Whilst reading back through my course file, I remembered Ian Brown's series Walking the Land (2007), in which he layered 10 photographs taken on walks. I decided to create a composite image (below) of some of the photographs used in this assignment, to signify the pressure that we're putting on the environment by expanding our edgelands.
Response to tutor feedback
Click here for tutor feedback.
Having received my tutor's feedback, I was very happy to read that she could se how I have taken onboard the feedback from my first assignment. Naively, my first assignment consisted of similar view points. However, in this assignment I had concentrated on varying the angle of view and considering the best composition for each shot.
In addition to this, my tutor believed that my message and personal voice really came across in every image. Throughout the OCA modules we are encouraged to develop our own style and voice, so it is reassuring to see that this is coming across in my images. As a student, it is an area which is difficult to learn, due to the very nature of it being associated with the individual photographer. It's something you become, rather than be taught.
My tutor suggested that image 13 had too much going on within it, and that using differential focus would be a better alternative. I returned to the location and tried the same position, however there wasn't enough distance between the houses and plants to focus on one. Therefore I moved further away from the houses and used a telephoto lens to focus on the plants and create a shallow depth of field. I decided to have the plants in focus (below), as opposed to the houses, to reinforce the idea of their being no distinct boundary to signify where the edgelands begin.
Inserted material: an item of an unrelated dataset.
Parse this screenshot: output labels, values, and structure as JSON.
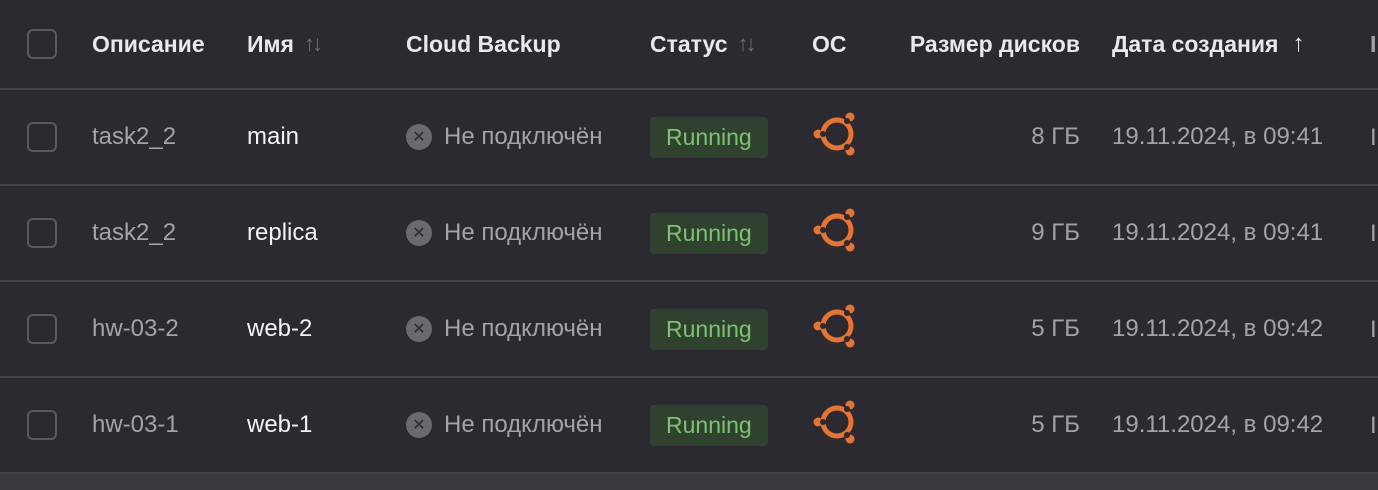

My tutor felt that my weakest image was of the fence, since it didn't have the same feeling of a journey. This has taught me to consider not just what should be in a series of photographs, but also what should be left out. I was drawn to the uniformity of how the fence had been constructed, mirroring the regularity of some journeys. I had not included a caption for this image, so this could also be a reason for the purpose of this photograph. I must make sure that I also think carefully about the text that I include to accompany each photograph.
The composite image in my reflection intrigued my tutor, and she asked me to evaluate it further. I believe that I had been successful in creating the image, layering it so that features such as the houses are visible. However, I think that the 'No Unauthorised Persons...' sign is a little too strong. This technique could have been used for another voice, expressing the pressures that we impose on the environment. It is something that I would like to develop further. I can envisage how layering images could be used in my 'Transitions' assignment at the end of the course.
https://fraenkelgallery.com/exhibitions/america-by-car [accessed 31.5.15]
http://www.tate.org.uk/art/artworks/arnatt-aonb-area-of-outstanding-natural-beauty-t13129 [accessed 28.6.15]
Farley, P. & Symmons-Roberts, M. (2012) Edgelands: Journeys into England's True Wilderness. [Kindle Edition]
Wilson, A. (2014) The New English Landscape. Creative Review [online] http://www.creativereview.co.uk/cr-blog/2014/february/new-english-landscape